**What to do:**
Only the lines that contain the string "AppWebApplication" belong in the answer; pull them from the records.

**Provided entries:**

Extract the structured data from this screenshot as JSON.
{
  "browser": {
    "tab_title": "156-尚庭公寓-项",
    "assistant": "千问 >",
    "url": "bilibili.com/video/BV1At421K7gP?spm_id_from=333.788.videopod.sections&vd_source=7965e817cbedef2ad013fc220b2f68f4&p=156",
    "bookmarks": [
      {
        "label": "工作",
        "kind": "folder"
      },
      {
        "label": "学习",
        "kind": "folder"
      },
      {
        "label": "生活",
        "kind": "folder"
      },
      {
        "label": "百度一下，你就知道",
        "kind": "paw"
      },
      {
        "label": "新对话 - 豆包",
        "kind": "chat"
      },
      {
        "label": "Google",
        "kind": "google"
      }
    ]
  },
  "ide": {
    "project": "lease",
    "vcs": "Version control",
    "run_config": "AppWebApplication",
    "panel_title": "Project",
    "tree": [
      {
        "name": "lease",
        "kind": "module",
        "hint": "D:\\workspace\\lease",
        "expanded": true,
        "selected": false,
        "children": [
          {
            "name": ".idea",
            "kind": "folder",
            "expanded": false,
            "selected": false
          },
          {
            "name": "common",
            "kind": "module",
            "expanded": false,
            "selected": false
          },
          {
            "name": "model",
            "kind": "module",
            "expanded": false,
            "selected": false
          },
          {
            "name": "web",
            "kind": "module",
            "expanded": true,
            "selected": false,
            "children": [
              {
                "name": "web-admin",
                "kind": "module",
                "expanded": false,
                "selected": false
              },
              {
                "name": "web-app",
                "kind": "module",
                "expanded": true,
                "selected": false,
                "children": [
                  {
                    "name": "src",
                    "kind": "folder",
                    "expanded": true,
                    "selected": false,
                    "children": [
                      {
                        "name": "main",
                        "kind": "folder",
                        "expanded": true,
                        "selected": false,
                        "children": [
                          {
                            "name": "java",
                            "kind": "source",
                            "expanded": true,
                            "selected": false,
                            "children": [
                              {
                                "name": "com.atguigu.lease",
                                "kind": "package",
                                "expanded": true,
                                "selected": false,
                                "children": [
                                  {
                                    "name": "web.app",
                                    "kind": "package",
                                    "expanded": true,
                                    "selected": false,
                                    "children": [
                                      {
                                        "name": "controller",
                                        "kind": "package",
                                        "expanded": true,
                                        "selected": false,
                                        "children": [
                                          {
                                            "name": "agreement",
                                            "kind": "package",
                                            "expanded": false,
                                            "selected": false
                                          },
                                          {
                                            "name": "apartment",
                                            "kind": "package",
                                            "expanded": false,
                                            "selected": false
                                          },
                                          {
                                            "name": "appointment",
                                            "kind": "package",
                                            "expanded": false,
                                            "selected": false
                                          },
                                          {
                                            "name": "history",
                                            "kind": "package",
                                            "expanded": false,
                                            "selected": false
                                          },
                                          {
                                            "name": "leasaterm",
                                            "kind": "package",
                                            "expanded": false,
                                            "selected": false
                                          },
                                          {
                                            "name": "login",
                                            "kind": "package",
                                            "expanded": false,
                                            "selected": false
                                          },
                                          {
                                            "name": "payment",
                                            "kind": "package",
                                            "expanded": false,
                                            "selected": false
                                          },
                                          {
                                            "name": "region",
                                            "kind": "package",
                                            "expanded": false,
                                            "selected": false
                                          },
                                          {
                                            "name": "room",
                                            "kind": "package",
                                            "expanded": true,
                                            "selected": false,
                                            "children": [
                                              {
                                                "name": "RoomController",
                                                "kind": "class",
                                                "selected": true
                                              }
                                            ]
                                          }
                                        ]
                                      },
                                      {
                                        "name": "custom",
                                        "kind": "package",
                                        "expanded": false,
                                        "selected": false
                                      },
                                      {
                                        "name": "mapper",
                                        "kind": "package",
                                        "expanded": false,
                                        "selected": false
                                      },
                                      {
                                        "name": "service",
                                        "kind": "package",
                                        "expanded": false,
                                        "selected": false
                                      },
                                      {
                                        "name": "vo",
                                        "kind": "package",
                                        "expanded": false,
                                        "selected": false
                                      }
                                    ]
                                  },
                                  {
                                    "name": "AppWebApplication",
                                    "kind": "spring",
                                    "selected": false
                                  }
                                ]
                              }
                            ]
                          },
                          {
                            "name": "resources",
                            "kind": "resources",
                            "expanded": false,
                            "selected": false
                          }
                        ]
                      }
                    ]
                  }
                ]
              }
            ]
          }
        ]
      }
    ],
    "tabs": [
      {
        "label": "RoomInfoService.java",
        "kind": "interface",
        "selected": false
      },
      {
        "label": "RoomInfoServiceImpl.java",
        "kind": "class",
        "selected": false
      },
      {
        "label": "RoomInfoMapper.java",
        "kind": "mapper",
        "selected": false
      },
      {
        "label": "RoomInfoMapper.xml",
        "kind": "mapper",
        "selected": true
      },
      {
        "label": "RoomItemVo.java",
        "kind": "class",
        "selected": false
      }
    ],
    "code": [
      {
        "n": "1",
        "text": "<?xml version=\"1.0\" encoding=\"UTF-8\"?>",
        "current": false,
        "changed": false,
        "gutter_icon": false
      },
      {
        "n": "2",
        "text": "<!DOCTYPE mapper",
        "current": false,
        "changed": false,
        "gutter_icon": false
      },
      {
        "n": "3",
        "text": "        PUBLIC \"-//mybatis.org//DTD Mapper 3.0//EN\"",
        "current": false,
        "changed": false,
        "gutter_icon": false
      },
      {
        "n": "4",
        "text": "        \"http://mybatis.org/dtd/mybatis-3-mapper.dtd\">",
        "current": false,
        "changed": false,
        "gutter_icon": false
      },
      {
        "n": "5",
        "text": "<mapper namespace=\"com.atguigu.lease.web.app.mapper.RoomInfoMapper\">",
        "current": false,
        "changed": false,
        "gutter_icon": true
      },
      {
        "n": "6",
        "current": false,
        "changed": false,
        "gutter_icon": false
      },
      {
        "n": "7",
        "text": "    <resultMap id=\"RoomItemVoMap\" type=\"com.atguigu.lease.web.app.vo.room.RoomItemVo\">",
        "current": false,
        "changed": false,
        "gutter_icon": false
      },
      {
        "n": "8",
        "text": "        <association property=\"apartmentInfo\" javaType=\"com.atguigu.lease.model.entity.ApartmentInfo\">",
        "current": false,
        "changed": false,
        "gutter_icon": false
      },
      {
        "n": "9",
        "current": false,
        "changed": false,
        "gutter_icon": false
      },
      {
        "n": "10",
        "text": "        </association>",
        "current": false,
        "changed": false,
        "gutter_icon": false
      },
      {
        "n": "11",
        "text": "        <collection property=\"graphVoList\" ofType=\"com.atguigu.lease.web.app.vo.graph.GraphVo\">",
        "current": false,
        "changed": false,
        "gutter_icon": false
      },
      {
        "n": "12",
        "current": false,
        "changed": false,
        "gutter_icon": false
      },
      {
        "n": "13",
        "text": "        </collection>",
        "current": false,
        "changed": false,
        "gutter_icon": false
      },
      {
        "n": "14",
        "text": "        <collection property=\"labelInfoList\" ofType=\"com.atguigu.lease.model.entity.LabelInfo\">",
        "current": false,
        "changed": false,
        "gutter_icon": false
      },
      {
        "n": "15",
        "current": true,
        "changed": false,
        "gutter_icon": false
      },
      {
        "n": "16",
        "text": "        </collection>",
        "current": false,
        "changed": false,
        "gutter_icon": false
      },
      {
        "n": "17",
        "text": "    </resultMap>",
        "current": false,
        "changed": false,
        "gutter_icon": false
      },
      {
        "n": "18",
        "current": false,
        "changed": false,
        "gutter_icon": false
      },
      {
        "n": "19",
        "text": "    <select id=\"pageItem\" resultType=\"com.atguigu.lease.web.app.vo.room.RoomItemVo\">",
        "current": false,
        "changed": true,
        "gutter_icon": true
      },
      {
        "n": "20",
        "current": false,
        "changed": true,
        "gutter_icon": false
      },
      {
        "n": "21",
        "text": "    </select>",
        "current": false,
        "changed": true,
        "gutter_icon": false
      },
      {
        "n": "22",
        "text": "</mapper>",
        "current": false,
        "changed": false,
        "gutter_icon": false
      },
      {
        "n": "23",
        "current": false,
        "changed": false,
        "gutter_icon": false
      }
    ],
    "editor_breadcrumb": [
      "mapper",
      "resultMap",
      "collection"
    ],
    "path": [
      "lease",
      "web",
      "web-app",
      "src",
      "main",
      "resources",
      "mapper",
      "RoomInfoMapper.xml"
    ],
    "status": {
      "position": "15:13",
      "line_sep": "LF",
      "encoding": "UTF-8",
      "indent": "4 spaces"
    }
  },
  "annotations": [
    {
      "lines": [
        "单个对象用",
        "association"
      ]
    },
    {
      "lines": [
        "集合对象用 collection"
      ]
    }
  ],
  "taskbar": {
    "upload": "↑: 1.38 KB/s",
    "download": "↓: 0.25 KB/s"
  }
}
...
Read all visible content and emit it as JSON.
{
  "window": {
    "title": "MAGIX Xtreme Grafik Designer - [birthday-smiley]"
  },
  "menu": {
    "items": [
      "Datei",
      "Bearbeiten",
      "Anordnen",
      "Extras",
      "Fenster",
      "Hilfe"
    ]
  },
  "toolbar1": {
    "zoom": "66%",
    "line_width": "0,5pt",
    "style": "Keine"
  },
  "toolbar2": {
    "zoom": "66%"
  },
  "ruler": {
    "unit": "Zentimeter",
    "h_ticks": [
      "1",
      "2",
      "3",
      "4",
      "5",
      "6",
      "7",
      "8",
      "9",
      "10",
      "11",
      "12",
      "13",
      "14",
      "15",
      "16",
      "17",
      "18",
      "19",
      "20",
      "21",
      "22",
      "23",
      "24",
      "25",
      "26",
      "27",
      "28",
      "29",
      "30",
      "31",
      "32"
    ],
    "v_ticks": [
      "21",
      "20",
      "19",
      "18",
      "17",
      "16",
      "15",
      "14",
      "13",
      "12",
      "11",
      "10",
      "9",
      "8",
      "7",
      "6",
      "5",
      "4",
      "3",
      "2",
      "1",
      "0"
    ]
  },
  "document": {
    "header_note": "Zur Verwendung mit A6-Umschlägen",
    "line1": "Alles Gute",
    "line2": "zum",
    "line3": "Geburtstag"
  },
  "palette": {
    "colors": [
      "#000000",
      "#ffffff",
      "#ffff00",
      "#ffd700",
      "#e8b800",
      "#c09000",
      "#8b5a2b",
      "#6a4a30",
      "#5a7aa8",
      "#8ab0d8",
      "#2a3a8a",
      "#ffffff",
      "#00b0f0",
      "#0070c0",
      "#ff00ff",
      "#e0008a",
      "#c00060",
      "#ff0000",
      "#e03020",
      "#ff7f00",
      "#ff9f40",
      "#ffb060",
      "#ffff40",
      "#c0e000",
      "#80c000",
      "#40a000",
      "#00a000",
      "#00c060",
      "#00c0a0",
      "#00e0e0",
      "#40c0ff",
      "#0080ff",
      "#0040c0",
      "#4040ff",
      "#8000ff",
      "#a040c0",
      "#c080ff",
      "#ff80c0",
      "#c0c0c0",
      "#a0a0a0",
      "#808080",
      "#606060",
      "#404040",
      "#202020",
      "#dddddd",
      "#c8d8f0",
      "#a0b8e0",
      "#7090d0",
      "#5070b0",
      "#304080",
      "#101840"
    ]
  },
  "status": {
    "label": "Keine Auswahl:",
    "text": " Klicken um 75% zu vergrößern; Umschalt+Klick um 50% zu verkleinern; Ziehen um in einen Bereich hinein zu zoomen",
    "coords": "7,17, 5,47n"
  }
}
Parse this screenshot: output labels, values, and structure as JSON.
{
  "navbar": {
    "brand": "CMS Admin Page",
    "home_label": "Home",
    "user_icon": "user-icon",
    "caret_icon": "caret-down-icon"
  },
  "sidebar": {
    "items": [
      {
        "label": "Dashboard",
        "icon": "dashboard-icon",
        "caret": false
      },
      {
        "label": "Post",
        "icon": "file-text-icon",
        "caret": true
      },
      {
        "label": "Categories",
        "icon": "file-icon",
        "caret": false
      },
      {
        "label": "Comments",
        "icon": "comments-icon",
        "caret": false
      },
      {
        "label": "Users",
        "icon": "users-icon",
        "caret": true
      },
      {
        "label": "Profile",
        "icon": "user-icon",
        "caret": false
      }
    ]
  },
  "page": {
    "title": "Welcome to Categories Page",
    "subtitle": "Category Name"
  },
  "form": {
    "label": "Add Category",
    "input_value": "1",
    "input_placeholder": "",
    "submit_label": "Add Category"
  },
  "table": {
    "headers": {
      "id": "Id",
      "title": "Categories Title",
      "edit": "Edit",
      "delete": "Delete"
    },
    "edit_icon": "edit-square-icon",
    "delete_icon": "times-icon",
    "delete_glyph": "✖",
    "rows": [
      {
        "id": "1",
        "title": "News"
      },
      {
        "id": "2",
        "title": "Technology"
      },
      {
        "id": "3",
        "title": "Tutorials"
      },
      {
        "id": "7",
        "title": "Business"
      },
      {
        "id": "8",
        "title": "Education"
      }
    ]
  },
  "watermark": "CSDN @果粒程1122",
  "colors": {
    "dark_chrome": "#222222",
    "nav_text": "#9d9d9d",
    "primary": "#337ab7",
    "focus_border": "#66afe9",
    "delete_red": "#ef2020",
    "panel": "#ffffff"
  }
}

**Reply to the task:**
    "run_config": "AppWebApplication",
                                    "name": "AppWebApplication",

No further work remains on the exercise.